The Times nostalgically describes Wilkinson as "a passionate, intelligent old-school socialist", She is remembered as "one of the leaders of the Jarrow March and among the best known pioneer women MPs". On her death the Times Educational Supplement said: "Ellen Wilkinson illustrated not unfairly in her political career, which was her life, the broad evolution of Labour views and attitudes over the past quarter century".
According to The Independent, "She was not the only significant Labour woman MP at that time – Edith Summerskill, the scourge of the boxing fraternity, Bessie Braddock, that larger-than-life Liverpudlian, such compassionate personalities as Peggy Herbison and Alice Bacon – but no one else quite spelt out the grievances of her people with Red Ellen's power and charisma." Her feminism and concern for social justice inspired others to similar political activity.
Two schools in England still bear her name, but Ellen Wilkinson High School in Ardwick, Manchester was merged with Spurley Hey to form Cedar Mount in 2000. A Humanities building at the University of Manchester has been renamed in her honour. A block of flats in Bethnal Green, East London is named Ellen Wilkinson House and was built in 1949.

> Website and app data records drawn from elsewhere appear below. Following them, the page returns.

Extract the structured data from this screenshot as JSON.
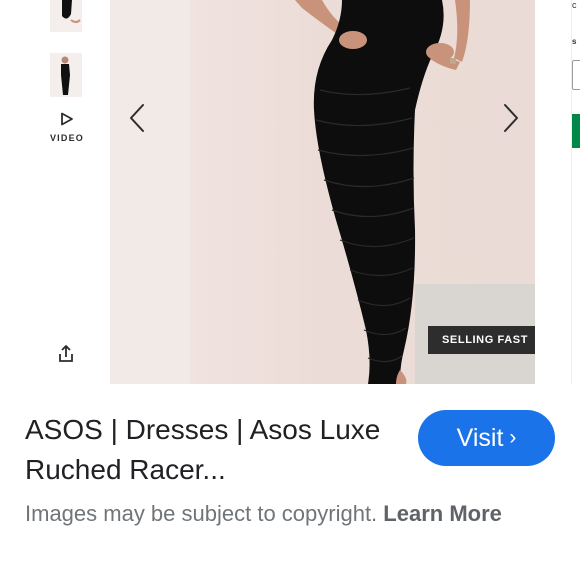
{
  "thumbnails": {
    "video_label": "VIDEO",
    "video_icon": "play-triangle",
    "share_icon": "share-upload"
  },
  "gallery": {
    "badge": "SELLING FAST",
    "prev_icon": "chevron-left",
    "next_icon": "chevron-right",
    "colors": {
      "background": "#eddcd8",
      "dress": "#0d0d0d",
      "skin": "#c8937a"
    }
  },
  "result": {
    "title": "ASOS | Dresses | Asos Luxe Ruched Racer...",
    "visit_label": "Visit",
    "visit_chevron": "›",
    "visit_color": "#1a73e8",
    "copyright_text": "Images may be subject to copyright.",
    "learn_more": "Learn More"
  },
  "side_panel": {
    "letter_top": "c",
    "letter_size": "s",
    "add_button_color": "#018849"
  }
}
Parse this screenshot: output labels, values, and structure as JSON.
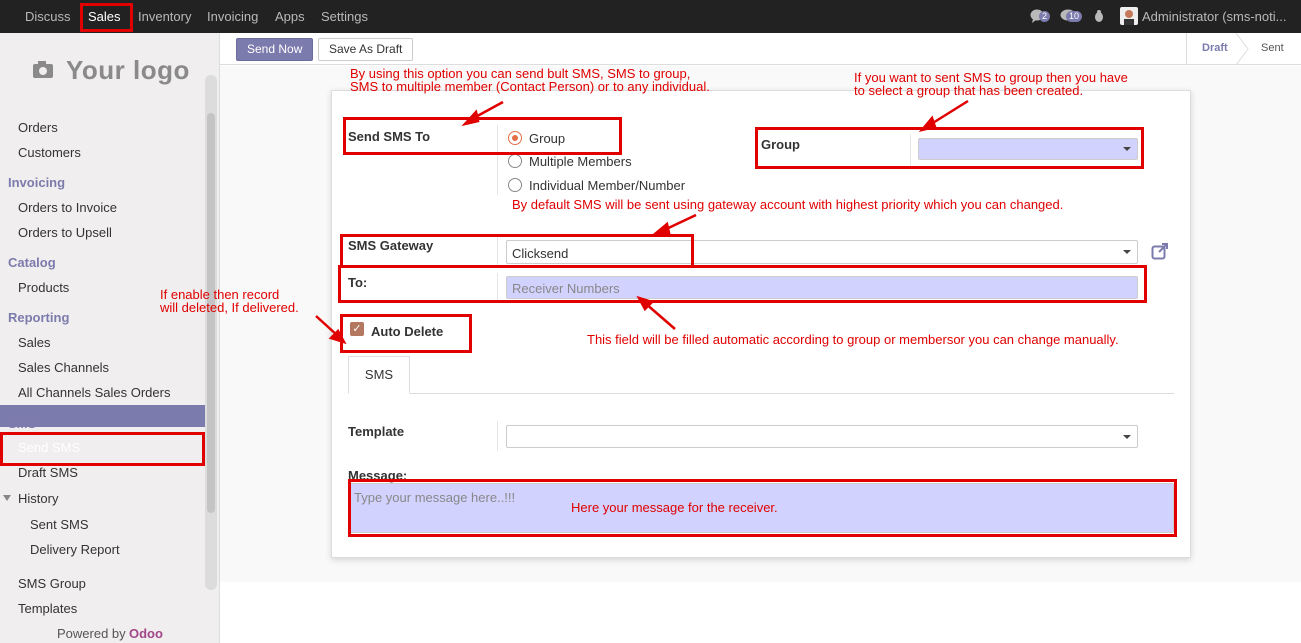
{
  "topbar": {
    "menu": [
      "Discuss",
      "Sales",
      "Inventory",
      "Invoicing",
      "Apps",
      "Settings"
    ],
    "chat_count": "2",
    "activity_count": "10",
    "user": "Administrator (sms-noti..."
  },
  "sidebar": {
    "logo": "Your logo",
    "orders": "Orders",
    "customers": "Customers",
    "invoicing_head": "Invoicing",
    "orders_to_invoice": "Orders to Invoice",
    "orders_to_upsell": "Orders to Upsell",
    "catalog_head": "Catalog",
    "products": "Products",
    "reporting_head": "Reporting",
    "sales": "Sales",
    "sales_channels": "Sales Channels",
    "all_channels": "All Channels Sales Orders",
    "sms_head": "SMS",
    "send_sms": "Send SMS",
    "draft_sms": "Draft SMS",
    "history": "History",
    "sent_sms": "Sent SMS",
    "delivery_report": "Delivery Report",
    "sms_group": "SMS Group",
    "templates": "Templates",
    "powered_by": "Powered by",
    "odoo": "Odoo"
  },
  "control": {
    "send_now": "Send Now",
    "save_draft": "Save As Draft",
    "status_draft": "Draft",
    "status_sent": "Sent"
  },
  "form": {
    "send_to_label": "Send SMS To",
    "radio_group": "Group",
    "radio_multiple": "Multiple Members",
    "radio_individual": "Individual Member/Number",
    "group_label": "Group",
    "gateway_label": "SMS Gateway",
    "gateway_value": "Clicksend",
    "to_label": "To:",
    "to_placeholder": "Receiver Numbers",
    "auto_delete_label": "Auto Delete",
    "tab_sms": "SMS",
    "template_label": "Template",
    "message_label": "Message:",
    "message_placeholder": "Type your message here..!!!"
  },
  "annotations": {
    "a1": "By using this option you can send bult SMS, SMS to group,\nSMS to multiple member (Contact Person) or to any individual.",
    "a2": "If you want to sent SMS to group then you have\nto select a group that has been created.",
    "a3": "By default SMS will be sent using gateway account with highest priority which you can changed.",
    "a4": "If enable then record\nwill deleted, If delivered.",
    "a5": "This field will be filled automatic according to group or membersor you can change manually.",
    "a6": "Here your message for the receiver."
  },
  "colors": {
    "accent": "#7c7bad",
    "annotation": "#e00000",
    "required_field": "#d2d2ff"
  }
}
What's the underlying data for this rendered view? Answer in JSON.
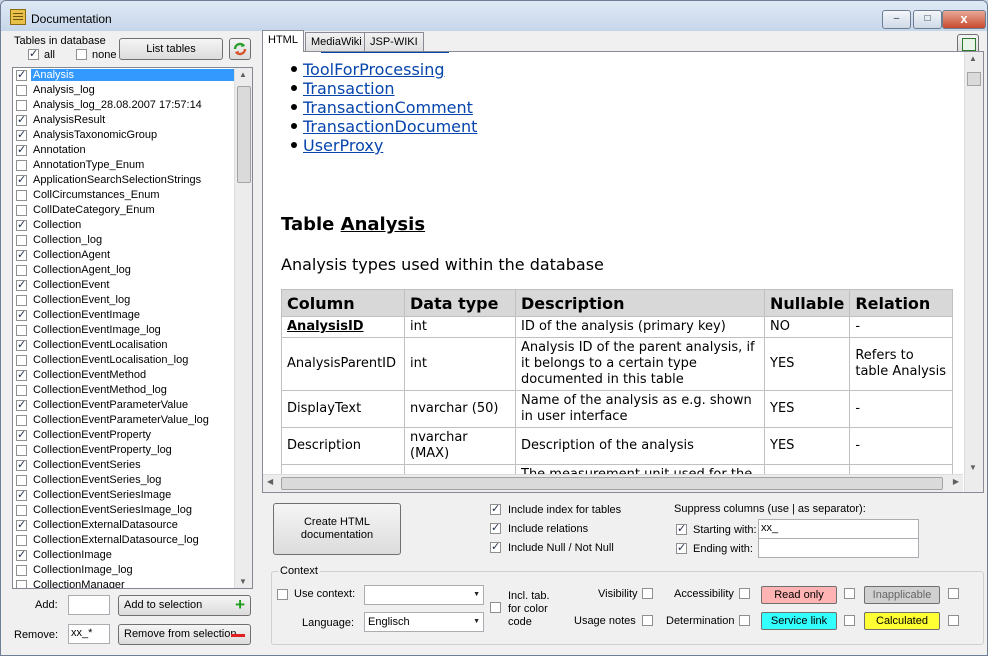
{
  "window": {
    "title": "Documentation",
    "min": "–",
    "max": "□",
    "close": "x"
  },
  "left": {
    "tables_label": "Tables in database",
    "all_label": "all",
    "none_label": "none",
    "list_tables_btn": "List tables",
    "add_label": "Add:",
    "add_value": "",
    "add_btn": "Add to selection",
    "remove_label": "Remove:",
    "remove_value": "xx_*",
    "remove_btn": "Remove from selection",
    "items": [
      {
        "label": "Analysis",
        "checked": true,
        "selected": true
      },
      {
        "label": "Analysis_log",
        "checked": false
      },
      {
        "label": "Analysis_log_28.08.2007 17:57:14",
        "checked": false
      },
      {
        "label": "AnalysisResult",
        "checked": true
      },
      {
        "label": "AnalysisTaxonomicGroup",
        "checked": true
      },
      {
        "label": "Annotation",
        "checked": true
      },
      {
        "label": "AnnotationType_Enum",
        "checked": false
      },
      {
        "label": "ApplicationSearchSelectionStrings",
        "checked": true
      },
      {
        "label": "CollCircumstances_Enum",
        "checked": false
      },
      {
        "label": "CollDateCategory_Enum",
        "checked": false
      },
      {
        "label": "Collection",
        "checked": true
      },
      {
        "label": "Collection_log",
        "checked": false
      },
      {
        "label": "CollectionAgent",
        "checked": true
      },
      {
        "label": "CollectionAgent_log",
        "checked": false
      },
      {
        "label": "CollectionEvent",
        "checked": true
      },
      {
        "label": "CollectionEvent_log",
        "checked": false
      },
      {
        "label": "CollectionEventImage",
        "checked": true
      },
      {
        "label": "CollectionEventImage_log",
        "checked": false
      },
      {
        "label": "CollectionEventLocalisation",
        "checked": true
      },
      {
        "label": "CollectionEventLocalisation_log",
        "checked": false
      },
      {
        "label": "CollectionEventMethod",
        "checked": true
      },
      {
        "label": "CollectionEventMethod_log",
        "checked": false
      },
      {
        "label": "CollectionEventParameterValue",
        "checked": true
      },
      {
        "label": "CollectionEventParameterValue_log",
        "checked": false
      },
      {
        "label": "CollectionEventProperty",
        "checked": true
      },
      {
        "label": "CollectionEventProperty_log",
        "checked": false
      },
      {
        "label": "CollectionEventSeries",
        "checked": true
      },
      {
        "label": "CollectionEventSeries_log",
        "checked": false
      },
      {
        "label": "CollectionEventSeriesImage",
        "checked": true
      },
      {
        "label": "CollectionEventSeriesImage_log",
        "checked": false
      },
      {
        "label": "CollectionExternalDatasource",
        "checked": true
      },
      {
        "label": "CollectionExternalDatasource_log",
        "checked": false
      },
      {
        "label": "CollectionImage",
        "checked": true
      },
      {
        "label": "CollectionImage_log",
        "checked": false
      },
      {
        "label": "CollectionManager",
        "checked": false
      }
    ]
  },
  "tabs": [
    {
      "label": "HTML",
      "active": true
    },
    {
      "label": "MediaWiki",
      "active": false
    },
    {
      "label": "JSP-WIKI",
      "active": false
    }
  ],
  "doc": {
    "links": [
      "ToolForProcessing",
      "Transaction",
      "TransactionComment",
      "TransactionDocument",
      "UserProxy"
    ],
    "heading_prefix": "Table ",
    "heading_name": "Analysis",
    "lead": "Analysis types used within the database",
    "columns": [
      "Column",
      "Data type",
      "Description",
      "Nullable",
      "Relation"
    ],
    "rows": [
      {
        "column": "AnalysisID",
        "type": "int",
        "desc": "ID of the analysis (primary key)",
        "nullable": "NO",
        "relation": "-"
      },
      {
        "column": "AnalysisParentID",
        "type": "int",
        "desc": "Analysis ID of the parent analysis, if it belongs to a certain type documented in this table",
        "nullable": "YES",
        "relation": "Refers to table Analysis"
      },
      {
        "column": "DisplayText",
        "type": "nvarchar (50)",
        "desc": "Name of the analysis as e.g. shown in user interface",
        "nullable": "YES",
        "relation": "-"
      },
      {
        "column": "Description",
        "type": "nvarchar (MAX)",
        "desc": "Description of the analysis",
        "nullable": "YES",
        "relation": "-"
      },
      {
        "column": "",
        "type": "",
        "desc": "The measurement unit used for the",
        "nullable": "",
        "relation": ""
      }
    ]
  },
  "options": {
    "create_btn": "Create HTML documentation",
    "include_index": "Include index for tables",
    "include_relations": "Include relations",
    "include_null": "Include Null / Not Null",
    "suppress_label": "Suppress columns (use | as separator):",
    "starting_label": "Starting with:",
    "starting_value": "xx_",
    "ending_label": "Ending with:",
    "ending_value": ""
  },
  "context": {
    "legend": "Context",
    "use_context": "Use context:",
    "context_value": "",
    "language_label": "Language:",
    "language_value": "Englisch",
    "incl_tab": "Incl. tab. for color code",
    "visibility": "Visibility",
    "usage_notes": "Usage notes",
    "accessibility": "Accessibility",
    "determination": "Determination",
    "read_only": "Read only",
    "service_link": "Service link",
    "inapplicable": "Inapplicable",
    "calculated": "Calculated"
  },
  "colors": {
    "read_only": "#ffb3b3",
    "service_link": "#33ffff",
    "inapplicable": "#d0d0d0",
    "calculated": "#ffff33",
    "selection": "#3399ff",
    "link": "#0645ad"
  }
}
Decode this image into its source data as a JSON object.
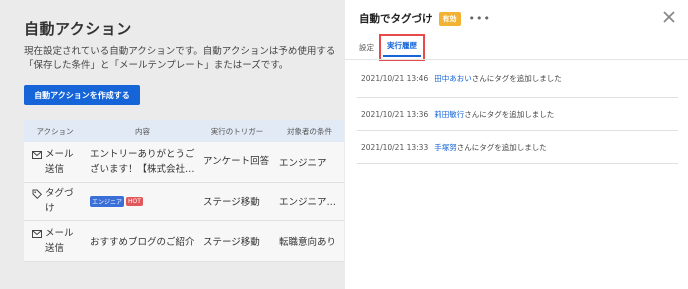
{
  "left": {
    "title": "自動アクション",
    "desc": "現在設定されている自動アクションです。自動アクションは予め使用する「保存した条件」と「メールテンプレート」またはーズです。",
    "create_button": "自動アクションを作成する",
    "columns": [
      "アクション",
      "内容",
      "実行のトリガー",
      "対象者の条件"
    ],
    "rows": [
      {
        "action": "メール送信",
        "action_icon": "mail-icon",
        "content": "エントリーありがとうございます！【株式会社…",
        "trigger": "アンケート回答",
        "condition": "エンジニア"
      },
      {
        "action": "タグづけ",
        "action_icon": "tag-icon",
        "badges": [
          "エンジニア",
          "HOT"
        ],
        "trigger": "ステージ移動",
        "condition": "エンジニア…"
      },
      {
        "action": "メール送信",
        "action_icon": "mail-icon",
        "content": "おすすめブログのご紹介",
        "trigger": "ステージ移動",
        "condition": "転職意向あり"
      }
    ]
  },
  "drawer": {
    "title": "自動でタグづけ",
    "status": "有効",
    "more": "•••",
    "tabs": {
      "settings": "設定",
      "history": "実行履歴"
    },
    "history": [
      {
        "time": "2021/10/21 13:46",
        "user": "田中あおい",
        "text": "さんにタグを追加しました"
      },
      {
        "time": "2021/10/21 13:36",
        "user": "莉田敏行",
        "text": "さんにタグを追加しました"
      },
      {
        "time": "2021/10/21 13:33",
        "user": "手塚努",
        "text": "さんにタグを追加しました"
      }
    ]
  },
  "colors": {
    "accent": "#1565d8",
    "status": "#f2b233",
    "highlight": "#e64a4a"
  }
}
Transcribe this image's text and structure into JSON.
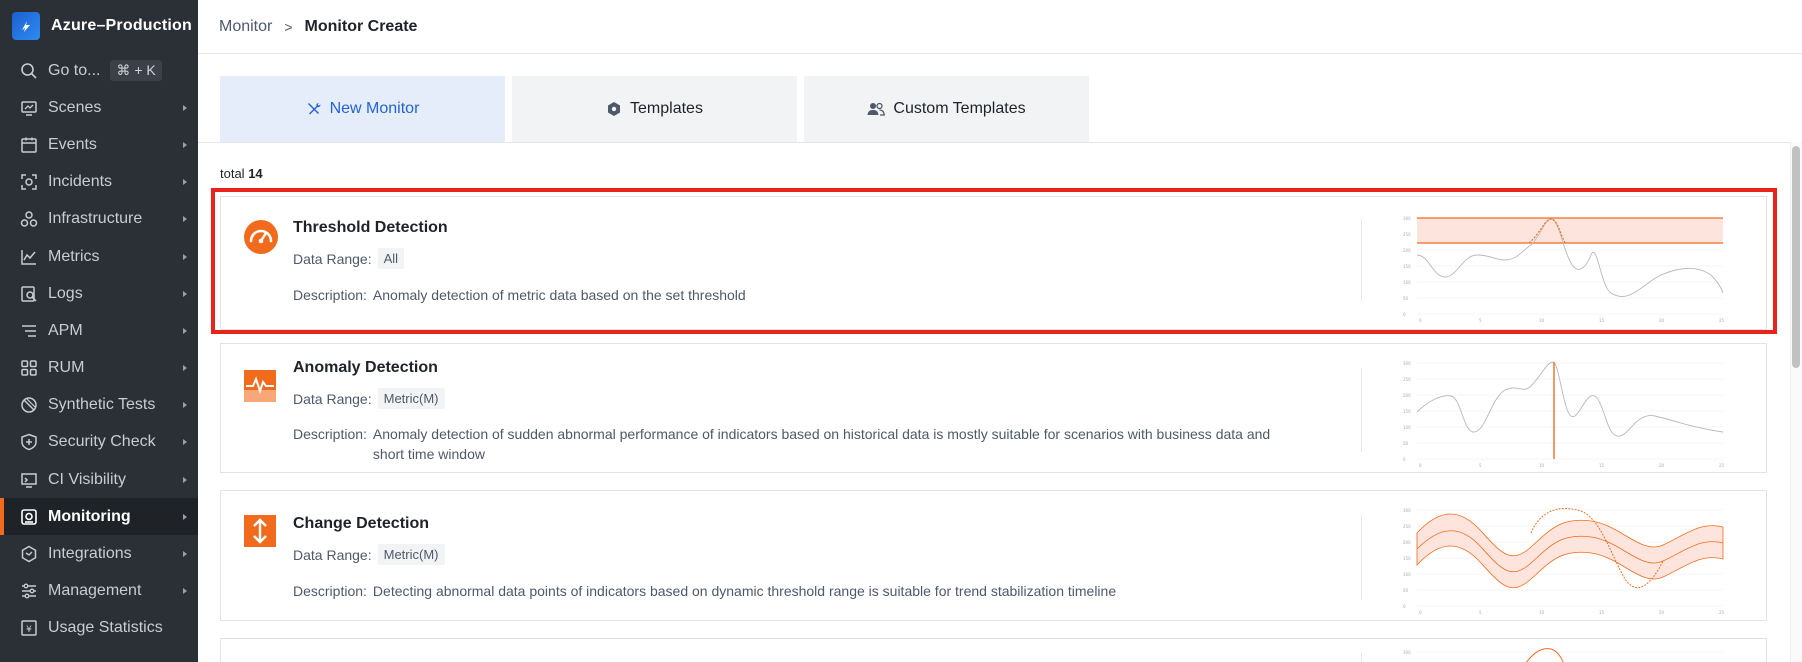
{
  "workspace": {
    "name": "Azure–Production"
  },
  "sidebar": {
    "goto": {
      "label": "Go to...",
      "shortcut": "⌘ + K"
    },
    "items": [
      {
        "label": "Scenes",
        "icon": "monitor-screen-icon"
      },
      {
        "label": "Events",
        "icon": "calendar-icon"
      },
      {
        "label": "Incidents",
        "icon": "incident-icon"
      },
      {
        "label": "Infrastructure",
        "icon": "infrastructure-icon"
      },
      {
        "label": "Metrics",
        "icon": "metrics-chart-icon"
      },
      {
        "label": "Logs",
        "icon": "logs-search-icon"
      },
      {
        "label": "APM",
        "icon": "apm-icon"
      },
      {
        "label": "RUM",
        "icon": "grid-icon"
      },
      {
        "label": "Synthetic Tests",
        "icon": "synthetic-tests-icon"
      },
      {
        "label": "Security Check",
        "icon": "shield-plus-icon"
      },
      {
        "label": "CI Visibility",
        "icon": "ci-icon"
      },
      {
        "label": "Monitoring",
        "icon": "monitoring-icon",
        "active": true
      },
      {
        "label": "Integrations",
        "icon": "integrations-hex-icon"
      },
      {
        "label": "Management",
        "icon": "sliders-icon"
      },
      {
        "label": "Usage Statistics",
        "icon": "usage-statistics-icon"
      }
    ]
  },
  "breadcrumb": {
    "parent": "Monitor",
    "separator": ">",
    "current": "Monitor Create"
  },
  "tabs": [
    {
      "label": "New Monitor",
      "icon": "tools-icon",
      "active": true
    },
    {
      "label": "Templates",
      "icon": "hexagon-icon",
      "active": false
    },
    {
      "label": "Custom Templates",
      "icon": "users-icon",
      "active": false
    }
  ],
  "total": {
    "label": "total",
    "count": "14"
  },
  "range_label": "Data Range:",
  "desc_label": "Description:",
  "cards": [
    {
      "title": "Threshold Detection",
      "range": "All",
      "description": "Anomaly detection of metric data based on the set threshold",
      "icon": "gauge-icon"
    },
    {
      "title": "Anomaly Detection",
      "range": "Metric(M)",
      "description": "Anomaly detection of sudden abnormal performance of indicators based on historical data is mostly suitable for scenarios with business data and short time window",
      "icon": "pulse-icon"
    },
    {
      "title": "Change Detection",
      "range": "Metric(M)",
      "description": "Detecting abnormal data points of indicators based on dynamic threshold range is suitable for trend stabilization timeline",
      "icon": "up-down-arrows-icon"
    }
  ],
  "colors": {
    "accent": "#f26b1d",
    "primary": "#2463d3",
    "sidebar_bg": "#2b2f36",
    "highlight": "#e8231c"
  }
}
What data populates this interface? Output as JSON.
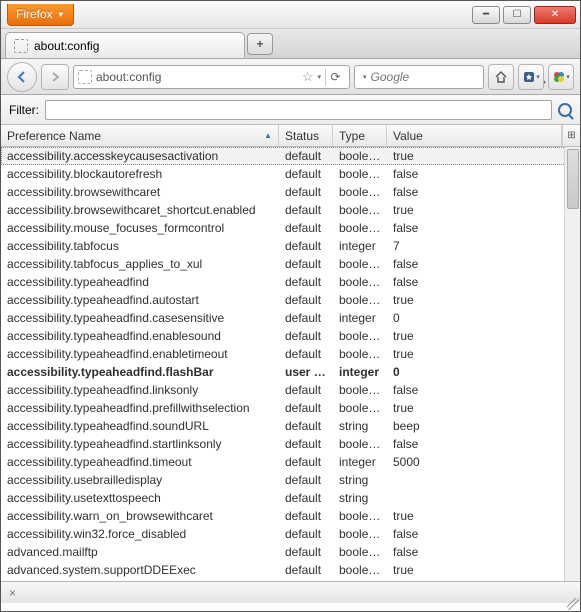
{
  "app": {
    "menu_label": "Firefox"
  },
  "tab": {
    "title": "about:config"
  },
  "nav": {
    "url": "about:config",
    "search_placeholder": "Google"
  },
  "filter": {
    "label": "Filter:",
    "value": ""
  },
  "columns": {
    "name": "Preference Name",
    "status": "Status",
    "type": "Type",
    "value": "Value"
  },
  "statusbar": {
    "text": "×"
  },
  "prefs": [
    {
      "name": "accessibility.accesskeycausesactivation",
      "status": "default",
      "type": "boolean",
      "value": "true",
      "selected": true
    },
    {
      "name": "accessibility.blockautorefresh",
      "status": "default",
      "type": "boolean",
      "value": "false"
    },
    {
      "name": "accessibility.browsewithcaret",
      "status": "default",
      "type": "boolean",
      "value": "false"
    },
    {
      "name": "accessibility.browsewithcaret_shortcut.enabled",
      "status": "default",
      "type": "boolean",
      "value": "true"
    },
    {
      "name": "accessibility.mouse_focuses_formcontrol",
      "status": "default",
      "type": "boolean",
      "value": "false"
    },
    {
      "name": "accessibility.tabfocus",
      "status": "default",
      "type": "integer",
      "value": "7"
    },
    {
      "name": "accessibility.tabfocus_applies_to_xul",
      "status": "default",
      "type": "boolean",
      "value": "false"
    },
    {
      "name": "accessibility.typeaheadfind",
      "status": "default",
      "type": "boolean",
      "value": "false"
    },
    {
      "name": "accessibility.typeaheadfind.autostart",
      "status": "default",
      "type": "boolean",
      "value": "true"
    },
    {
      "name": "accessibility.typeaheadfind.casesensitive",
      "status": "default",
      "type": "integer",
      "value": "0"
    },
    {
      "name": "accessibility.typeaheadfind.enablesound",
      "status": "default",
      "type": "boolean",
      "value": "true"
    },
    {
      "name": "accessibility.typeaheadfind.enabletimeout",
      "status": "default",
      "type": "boolean",
      "value": "true"
    },
    {
      "name": "accessibility.typeaheadfind.flashBar",
      "status": "user set",
      "type": "integer",
      "value": "0",
      "bold": true
    },
    {
      "name": "accessibility.typeaheadfind.linksonly",
      "status": "default",
      "type": "boolean",
      "value": "false"
    },
    {
      "name": "accessibility.typeaheadfind.prefillwithselection",
      "status": "default",
      "type": "boolean",
      "value": "true"
    },
    {
      "name": "accessibility.typeaheadfind.soundURL",
      "status": "default",
      "type": "string",
      "value": "beep"
    },
    {
      "name": "accessibility.typeaheadfind.startlinksonly",
      "status": "default",
      "type": "boolean",
      "value": "false"
    },
    {
      "name": "accessibility.typeaheadfind.timeout",
      "status": "default",
      "type": "integer",
      "value": "5000"
    },
    {
      "name": "accessibility.usebrailledisplay",
      "status": "default",
      "type": "string",
      "value": ""
    },
    {
      "name": "accessibility.usetexttospeech",
      "status": "default",
      "type": "string",
      "value": ""
    },
    {
      "name": "accessibility.warn_on_browsewithcaret",
      "status": "default",
      "type": "boolean",
      "value": "true"
    },
    {
      "name": "accessibility.win32.force_disabled",
      "status": "default",
      "type": "boolean",
      "value": "false"
    },
    {
      "name": "advanced.mailftp",
      "status": "default",
      "type": "boolean",
      "value": "false"
    },
    {
      "name": "advanced.system.supportDDEExec",
      "status": "default",
      "type": "boolean",
      "value": "true"
    }
  ]
}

Fictional role 
H. G. Wells in The Shape of Things to Come, published in 1933, predicted a Second World War in which Britain would not participate but would vainly try to effect a peaceful compromise. In this vision, Ellen Wilkinson was mentioned as one of several prominent Britons delivering "brilliant pacific speeches" which "echo throughout Europe" but fail to end the war. The other would-be peacemakers, in Wells' vision, included Duff Cooper, Hore-Belisha and Randolph Churchill.
Books by Ellen Wilkinson 
- The Workers History of the Great Strike (1927), with Frank Horrabin and Raymond Postgate
- Clash (1929)
- Peeps at Politicians (1931)
- The Terror in Germany (1933)
- The Division Bell Mystery (1932)
- Why War? (1934) – with Edward Conze
- Why Fascism? (1934) – with Edward Conze
- The Town That Was Murdered (1939)
- Rex Winsbury: 'Books: Woman pioneer – Ellen Wilkinson by Betty D. Vernon', Financial Times (13 March 1982), p. 19.
- Sir William Richardson, A Union of Many Trades: A History of USDAW (undated), pg.70
- 'Politics – Jennie and the awkward squad', The Independent (London, 8 November 1997)
- Watkins, Alan (4 July 2004), "You can't blame him for being a bit touchy", Independent On Sunday)
- "100 North East Heroes – Ellen Wilkinson", The Sunday Sun, 29 October 2006
- Francis Beckett, 'Secrets and lies', New Statesman, (16 January 2006), p. 12.
- Vernon, Betty D. (1982). Ellen Wilkinson: A Biography. Law Book Co of Australasia. p. 234. ISBN 978-0-7099-2603-0. Retrieved 21 July 2010.
- Chris Wrigley, A.J.P. Taylor: Radical Historian of Europe (2006), p. 116.
- "Six working-class heroes", The Times, 5 May 2007
- Amos, Mike (7 June 2004), "John North: The first ladies", Northern Echo
- The Shape of Things to Come: Book the Second, telelib.com, retrieved 12 May 2010
- Brian Harrison, ‘Wilkinson, Ellen Cicely (1891–1947)’, Oxford Dictionary of National Biography, Oxford University Press, 2004 accessed 15 Feb 2008
- Betty D. Vernon, Ellen Wilkinson, 1891–1947 (London: Croom Helm, 1982).
|Parliament of the United Kingdom|
|Member of Parliament for Middlesbrough East
Ernest James Young
William George Pearson
|Member of Parliament for Jarrow
|Chair of the Labour Party
|Minister of Education
1945–1947 (died in office)